sillymike wrote:this is a great thread. props to nonexpostfacto for starting it, and for lsatscores2012 for posting that link for the analysis done by kappycaft1!
Not trying to be "that guy", but taking this post and kappycaft1' analysis together leads me to a question.
What kind of margin of error are we talking about here, if we're basing our data on lsn and most schools have 10% total applicants/20% admittances? Especially in the super splitter range, which is what I think the OP was driving at, it only takes one or two data points to completely change things.
Then again, maybe one or two data points won't change anything, because I'm SO not a stats guy.
Mostly, as a super splitter myself, I'm just wondering when people say things like "locked out of Penn", they're really saying "10% to 20% of the data shows you're locked out, but there's a 1/5 chance, or maybe less adjusting for applicant caliber, that they've actually dipped below your GPA this cycle and we just didn't know about it".
I love this thread. I hope it's one of the ones that never dies!
The fact that it "only takes one or two data points to completely change things" is why we don't use a strict definition of an absolute floor. Being below the commonly-discussed "floor" at a school does not mean you are absolutely 100% out, it just means your chances of being accepted are very, very low, probably under 5%, as best we can infer. It should be reiterated that there is no such thing as 100% certain to be accepted or 100% certain to be rejected--it's best to deal in probabilities rather than absolutes.
While LSN does have a demonstrable bias towards higher-number applicants (particularly high LSAT scores) when compared to their overall applicant pool, and LSN contains a bias within itself of people being more likely to report acceptances than rejections, or more likely to update their profiles with acceptances as opposed to rejections, it does at least roughly
approximate a sample of the total applicant pool. The sample is sufficiently large such that strong inferences can be drawn from it even if the sample is not a gigantic proportion of the population. That's the power of sampling, if it's truly random--600 people is a tiny subset of the ~130 million who will vote in a presidential election, but a poll of 600 randomly selected voters can nonetheless predict an election to within 3 percentage points with 95% confidence. You can predict a relatively slim margin of error for the applicant pool based on TLS data even if you can't say with 100% certainty that something is the case. I can't prove that something is impossible just because it hasn't been on LSN, but I can say with a high degree certainty that such a thing is very, very unlikely.
yeah. I always go back and forth on that point. Everybody says that this is good for splitters, and for sure some people are having mad cycles, but it's true that it might not be as great as it seems.
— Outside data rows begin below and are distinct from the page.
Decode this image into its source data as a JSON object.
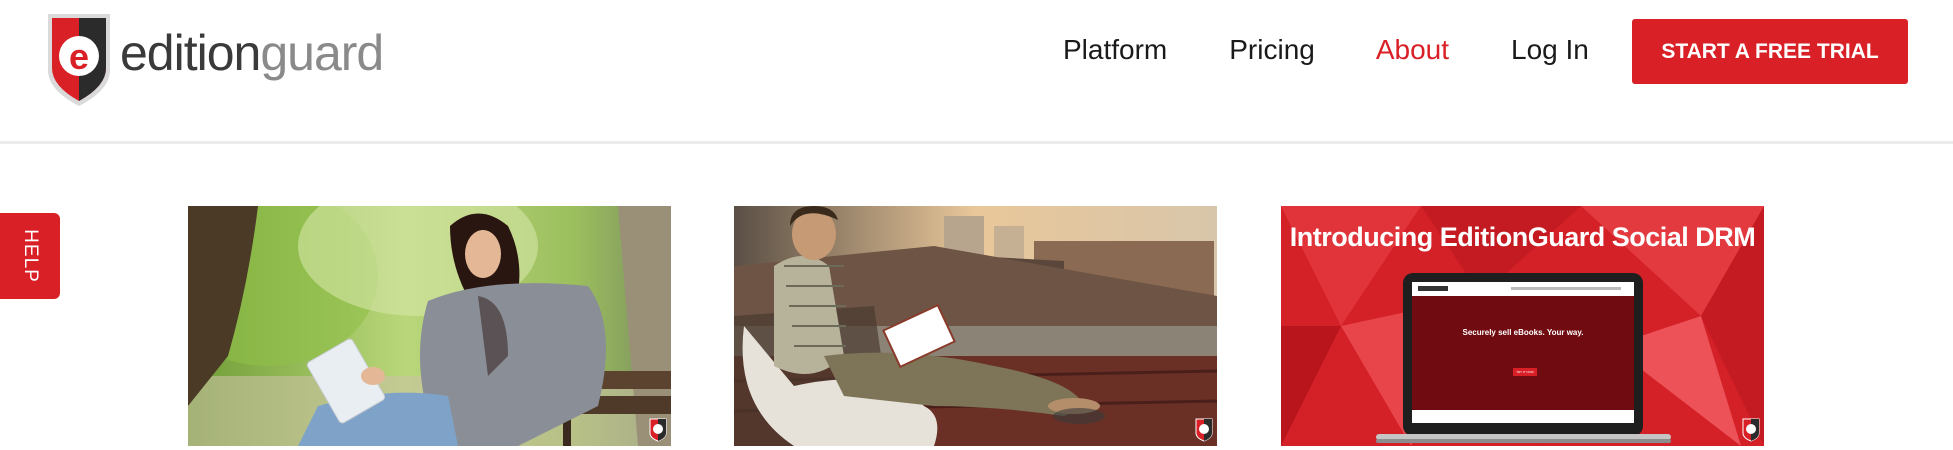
{
  "logo": {
    "letter": "e",
    "text_edition": "edition",
    "text_guard": "guard"
  },
  "nav": {
    "items": [
      {
        "label": "Platform",
        "active": false
      },
      {
        "label": "Pricing",
        "active": false
      },
      {
        "label": "About",
        "active": true
      },
      {
        "label": "Log In",
        "active": false
      }
    ]
  },
  "cta": {
    "label": "START A FREE TRIAL"
  },
  "help": {
    "label": "HELP"
  },
  "cards": [
    {
      "kind": "photo-woman-tablet"
    },
    {
      "kind": "photo-man-reading"
    },
    {
      "kind": "promo",
      "title": "Introducing EditionGuard Social DRM",
      "screen": {
        "heading": "Securely sell eBooks. Your way.",
        "button": "TRY IT NOW"
      }
    }
  ],
  "colors": {
    "brand_red": "#d92027",
    "text_dark": "#1a1a1a"
  }
}
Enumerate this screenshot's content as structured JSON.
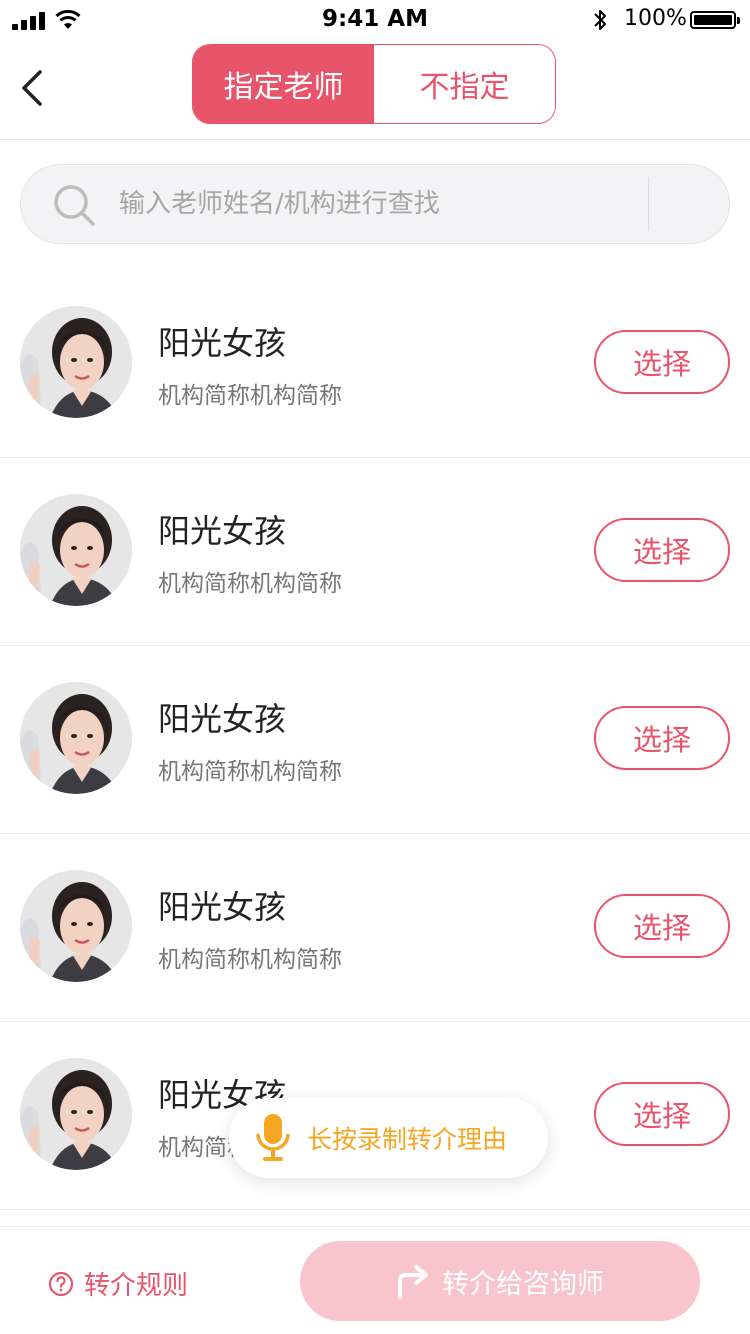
{
  "status_bar": {
    "time": "9:41 AM",
    "battery_percent": "100%"
  },
  "nav": {
    "back_icon": "chevron-left-icon",
    "tabs": [
      {
        "label": "指定老师",
        "active": true
      },
      {
        "label": "不指定",
        "active": false
      }
    ]
  },
  "search": {
    "icon": "search-icon",
    "placeholder": "输入老师姓名/机构进行查找"
  },
  "teachers": [
    {
      "name": "阳光女孩",
      "org": "机构简称机构简称",
      "button": "选择"
    },
    {
      "name": "阳光女孩",
      "org": "机构简称机构简称",
      "button": "选择"
    },
    {
      "name": "阳光女孩",
      "org": "机构简称机构简称",
      "button": "选择"
    },
    {
      "name": "阳光女孩",
      "org": "机构简称机构简称",
      "button": "选择"
    },
    {
      "name": "阳光女孩",
      "org": "机构简称机构简称",
      "button": "选择"
    }
  ],
  "voice": {
    "icon": "microphone-icon",
    "label": "长按录制转介理由"
  },
  "bottom": {
    "rules_icon": "help-circle-icon",
    "rules_label": "转介规则",
    "refer_icon": "share-arrow-icon",
    "refer_label": "转介给咨询师"
  },
  "colors": {
    "accent": "#e8546a",
    "accent_disabled": "#f8c5cc",
    "voice": "#f5a623"
  }
}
On the one hand, it does really just allow more people to be at median.
One the other hand, I would hope that if a schools lsat median starts dropping, they might be willing to take some lower GPAs to compensate or even try to raise the median. Numbers-wise, if a school's medians are 3.7 and 169, and they want a 3.7/170, isn't a 2.0/170 worth more for the median than a 3.69/169, since they will both drop the GPA median by the same amount (or not at all) but the 169 will (possibly) contribute to the median staying at 169 whereas the 170 could be the data point that secures the 170 median?
I mean, it looks pretty bad to take a 2.0/171 so i doubt many of the schools with a 170 median would actually see it that way, but from a pure math standpoint, isn't this the case? Sorry if I'm totally off, I'm still figuring out this whole median business
Is there a point where schools will start to think in terms of pure numbers, or do they care too much about their 25/75ths? I had assumed they don't care a huge amount about those numbers, but what do I know?
nothing. that's what.
Strategic median-gaming is certainly a thing. A 3.8/169 is essentially out at UVA and Penn despite being barely below both medians. A 3.9/165 and a 3.4/171 both have a better shot at being accepted despite being, in my opinion, much less qualified than the 3.8/169. Again, look at the 2.8/170 students being accepted to NU over the 3.5/169. That's the starkest example of a school that seems to have absolutely no concern for the quality of the applicant and is just attempting to game medians. So yes, the strategic admissions policy is to balance out splitters with reverse splitters to have artificially inflated medians. Medians are the big fish and 25th/75th scores, which have to be reported, matter at least a little. But outside of those, it doesn't matter. You could admit 24.9% of your class with godawful GPAs and another 24.9% with godawful LSATs and no one would know unless the students self-report on LSN.
Sure, some schools care about the overall numerical strength and do not partake in the strategic manipulation. HYS don't manipulate medians, nor do Columbia, NYU, Berkeley or Cornell. At each of those schools, the strength of your numbers is roughly determined by the "sliding scale" each school applies, which means there's no situation in which one group with stronger numbers is systemically disadvantaged compared to other groups with weaker numbers (as is the case when schools manipulate medians). You can tell when a school isn't manipulating medians when they fall roughly halfway between the 25th and 75th percentiles--contrast that with the manipulators, where the medians are much closer to the 75th percentile than the 25th.